Page and application data records:
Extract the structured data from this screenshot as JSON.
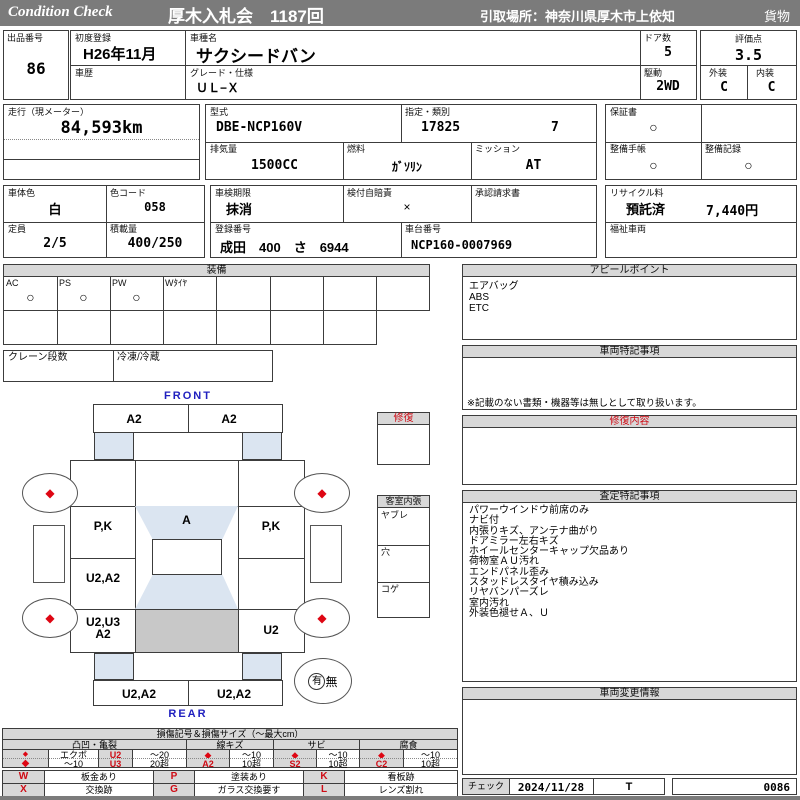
{
  "header": {
    "logo": "Condition  Check",
    "title": "厚木入札会　1187回",
    "pickup": "引取場所：神奈川県厚木市上依知",
    "category": "貨物"
  },
  "icons": {
    "circle": "○",
    "cross": "×",
    "diamond": "◆"
  },
  "colors": {
    "header_bg": "#7b7b7b",
    "accent_red": "#cf0b15",
    "diagram_blue_fill": "#dbe5f1",
    "cargo_gray": "#c8c8c8",
    "panel_header_gray": "#d8d8d8",
    "front_rear_blue": "#2020bf"
  },
  "info": {
    "lot_label": "出品番号",
    "lot_value": "86",
    "first_reg_label": "初度登録",
    "first_reg_value": "H26年11月",
    "model_name_label": "車種名",
    "model_name_value": "サクシードバン",
    "history_label": "車歴",
    "grade_label": "グレード・仕様",
    "grade_value": "ＵＬ−Ｘ",
    "doors_label": "ドア数",
    "doors_value": "5",
    "score_label": "評価点",
    "score_value": "3.5",
    "drive_label": "駆動",
    "drive_value": "2WD",
    "exterior_label": "外装",
    "exterior_value": "C",
    "interior_label": "内装",
    "interior_value": "C",
    "mileage_label": "走行（現メーター）",
    "mileage_value": "84,593km",
    "model_code_label": "型式",
    "model_code_value": "DBE-NCP160V",
    "class_label": "指定・類別",
    "class_value1": "17825",
    "class_value2": "7",
    "warranty_label": "保証書",
    "displacement_label": "排気量",
    "displacement_value": "1500CC",
    "fuel_label": "燃料",
    "fuel_value": "ｶﾞｿﾘﾝ",
    "transmission_label": "ミッション",
    "transmission_value": "AT",
    "maintenance_book_label": "整備手帳",
    "maintenance_record_label": "整備記録",
    "body_color_label": "車体色",
    "body_color_value": "白",
    "color_code_label": "色コード",
    "color_code_value": "058",
    "inspection_label": "車検期限",
    "inspection_value": "抹消",
    "insurance_label": "検付自賠責",
    "approval_label": "承認請求書",
    "recycle_label": "リサイクル料",
    "recycle_status": "預託済",
    "recycle_fee": "7,440円",
    "capacity_label": "定員",
    "capacity_value": "2/5",
    "load_label": "積載量",
    "load_value": "400/250",
    "plate_label": "登録番号",
    "plate_value": "成田　400　さ　6944",
    "vin_label": "車台番号",
    "vin_value": "NCP160-0007969",
    "welfare_label": "福祉車両"
  },
  "equipment": {
    "title": "装備",
    "items": [
      {
        "label": "AC",
        "value": "○"
      },
      {
        "label": "PS",
        "value": "○"
      },
      {
        "label": "PW",
        "value": "○"
      },
      {
        "label": "Wﾀｲﾔ",
        "value": ""
      }
    ],
    "crane_label": "クレーン段数",
    "freezer_label": "冷凍/冷蔵"
  },
  "appeal": {
    "title": "アピールポイント",
    "items": [
      "エアバッグ",
      "ABS",
      "ETC"
    ]
  },
  "vehicle_notes": {
    "title": "車両特記事項",
    "note": "※記載のない書類・機器等は無しとして取り扱います。"
  },
  "repair": {
    "title": "修復内容"
  },
  "assessment": {
    "title": "査定特記事項",
    "items": [
      "パワーウインドウ前席のみ",
      "ナビ付",
      "内張りキズ、アンテナ曲がり",
      "ドアミラー左右キズ",
      "ホイールセンターキャップ欠品あり",
      "荷物室ＡＵ汚れ",
      "エンドパネル歪み",
      "スタッドレスタイヤ積み込み",
      "リヤバンパーズレ",
      "室内汚れ",
      "外装色褪せＡ、Ｕ"
    ]
  },
  "change_info": {
    "title": "車両変更情報"
  },
  "check": {
    "label": "チェック",
    "date": "2024/11/28",
    "inspector": "T",
    "number": "0086"
  },
  "diagram": {
    "front_label": "FRONT",
    "rear_label": "REAR",
    "front_bumper_left": "A2",
    "front_bumper_right": "A2",
    "left_front_panel": "P,K",
    "windshield": "A",
    "right_front_panel": "P,K",
    "left_center_panel": "U2,A2",
    "left_rear_panel_line1": "U2,U3",
    "left_rear_panel_line2": "A2",
    "right_rear_panel": "U2",
    "rear_bumper_left": "U2,A2",
    "rear_bumper_right": "U2,A2",
    "spare_yes": "有",
    "spare_no": "無",
    "repair_box_label": "修復",
    "cabin_title": "客室内張",
    "cabin_items": [
      "ヤブレ",
      "穴",
      "コゲ"
    ]
  },
  "legend": {
    "title": "損傷記号＆損傷サイズ（～最大cm）",
    "categories": [
      "凸凹・亀裂",
      "線キズ",
      "サビ",
      "腐食"
    ],
    "dent": {
      "row1": [
        "エクボ",
        "U2",
        "～20"
      ],
      "row2": [
        "～10",
        "U3",
        "20超"
      ]
    },
    "scratch": {
      "code": "A2",
      "size1": "～10",
      "size2": "10超"
    },
    "rust": {
      "code": "S2",
      "size1": "～10",
      "size2": "10超"
    },
    "corrosion": {
      "code": "C2",
      "size1": "～10",
      "size2": "10超"
    },
    "symbols": [
      {
        "code": "W",
        "label": "板金あり"
      },
      {
        "code": "P",
        "label": "塗装あり"
      },
      {
        "code": "K",
        "label": "看板跡"
      },
      {
        "code": "X",
        "label": "交換跡"
      },
      {
        "code": "G",
        "label": "ガラス交換要す"
      },
      {
        "code": "L",
        "label": "レンズ割れ"
      }
    ]
  }
}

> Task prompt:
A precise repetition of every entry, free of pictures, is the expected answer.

> Solution to this problem:
Extract the structured data from this screenshot as JSON.
{
  "header": {
    "logo": "Condition  Check",
    "title": "厚木入札会　1187回",
    "pickup": "引取場所：神奈川県厚木市上依知",
    "category": "貨物"
  },
  "icons": {
    "circle": "○",
    "cross": "×",
    "diamond": "◆"
  },
  "colors": {
    "header_bg": "#7b7b7b",
    "accent_red": "#cf0b15",
    "diagram_blue_fill": "#dbe5f1",
    "cargo_gray": "#c8c8c8",
    "panel_header_gray": "#d8d8d8",
    "front_rear_blue": "#2020bf"
  },
  "info": {
    "lot_label": "出品番号",
    "lot_value": "86",
    "first_reg_label": "初度登録",
    "first_reg_value": "H26年11月",
    "model_name_label": "車種名",
    "model_name_value": "サクシードバン",
    "history_label": "車歴",
    "grade_label": "グレード・仕様",
    "grade_value": "ＵＬ−Ｘ",
    "doors_label": "ドア数",
    "doors_value": "5",
    "score_label": "評価点",
    "score_value": "3.5",
    "drive_label": "駆動",
    "drive_value": "2WD",
    "exterior_label": "外装",
    "exterior_value": "C",
    "interior_label": "内装",
    "interior_value": "C",
    "mileage_label": "走行（現メーター）",
    "mileage_value": "84,593km",
    "model_code_label": "型式",
    "model_code_value": "DBE-NCP160V",
    "class_label": "指定・類別",
    "class_value1": "17825",
    "class_value2": "7",
    "warranty_label": "保証書",
    "displacement_label": "排気量",
    "displacement_value": "1500CC",
    "fuel_label": "燃料",
    "fuel_value": "ｶﾞｿﾘﾝ",
    "transmission_label": "ミッション",
    "transmission_value": "AT",
    "maintenance_book_label": "整備手帳",
    "maintenance_record_label": "整備記録",
    "body_color_label": "車体色",
    "body_color_value": "白",
    "color_code_label": "色コード",
    "color_code_value": "058",
    "inspection_label": "車検期限",
    "inspection_value": "抹消",
    "insurance_label": "検付自賠責",
    "approval_label": "承認請求書",
    "recycle_label": "リサイクル料",
    "recycle_status": "預託済",
    "recycle_fee": "7,440円",
    "capacity_label": "定員",
    "capacity_value": "2/5",
    "load_label": "積載量",
    "load_value": "400/250",
    "plate_label": "登録番号",
    "plate_value": "成田　400　さ　6944",
    "vin_label": "車台番号",
    "vin_value": "NCP160-0007969",
    "welfare_label": "福祉車両"
  },
  "equipment": {
    "title": "装備",
    "items": [
      {
        "label": "AC",
        "value": "○"
      },
      {
        "label": "PS",
        "value": "○"
      },
      {
        "label": "PW",
        "value": "○"
      },
      {
        "label": "Wﾀｲﾔ",
        "value": ""
      }
    ],
    "crane_label": "クレーン段数",
    "freezer_label": "冷凍/冷蔵"
  },
  "appeal": {
    "title": "アピールポイント",
    "items": [
      "エアバッグ",
      "ABS",
      "ETC"
    ]
  },
  "vehicle_notes": {
    "title": "車両特記事項",
    "note": "※記載のない書類・機器等は無しとして取り扱います。"
  },
  "repair": {
    "title": "修復内容"
  },
  "assessment": {
    "title": "査定特記事項",
    "items": [
      "パワーウインドウ前席のみ",
      "ナビ付",
      "内張りキズ、アンテナ曲がり",
      "ドアミラー左右キズ",
      "ホイールセンターキャップ欠品あり",
      "荷物室ＡＵ汚れ",
      "エンドパネル歪み",
      "スタッドレスタイヤ積み込み",
      "リヤバンパーズレ",
      "室内汚れ",
      "外装色褪せＡ、Ｕ"
    ]
  },
  "change_info": {
    "title": "車両変更情報"
  },
  "check": {
    "label": "チェック",
    "date": "2024/11/28",
    "inspector": "T",
    "number": "0086"
  },
  "diagram": {
    "front_label": "FRONT",
    "rear_label": "REAR",
    "front_bumper_left": "A2",
    "front_bumper_right": "A2",
    "left_front_panel": "P,K",
    "windshield": "A",
    "right_front_panel": "P,K",
    "left_center_panel": "U2,A2",
    "left_rear_panel_line1": "U2,U3",
    "left_rear_panel_line2": "A2",
    "right_rear_panel": "U2",
    "rear_bumper_left": "U2,A2",
    "rear_bumper_right": "U2,A2",
    "spare_yes": "有",
    "spare_no": "無",
    "repair_box_label": "修復",
    "cabin_title": "客室内張",
    "cabin_items": [
      "ヤブレ",
      "穴",
      "コゲ"
    ]
  },
  "legend": {
    "title": "損傷記号＆損傷サイズ（～最大cm）",
    "categories": [
      "凸凹・亀裂",
      "線キズ",
      "サビ",
      "腐食"
    ],
    "dent": {
      "row1": [
        "エクボ",
        "U2",
        "～20"
      ],
      "row2": [
        "～10",
        "U3",
        "20超"
      ]
    },
    "scratch": {
      "code": "A2",
      "size1": "～10",
      "size2": "10超"
    },
    "rust": {
      "code": "S2",
      "size1": "～10",
      "size2": "10超"
    },
    "corrosion": {
      "code": "C2",
      "size1": "～10",
      "size2": "10超"
    },
    "symbols": [
      {
        "code": "W",
        "label": "板金あり"
      },
      {
        "code": "P",
        "label": "塗装あり"
      },
      {
        "code": "K",
        "label": "看板跡"
      },
      {
        "code": "X",
        "label": "交換跡"
      },
      {
        "code": "G",
        "label": "ガラス交換要す"
      },
      {
        "code": "L",
        "label": "レンズ割れ"
      }
    ]
  }
}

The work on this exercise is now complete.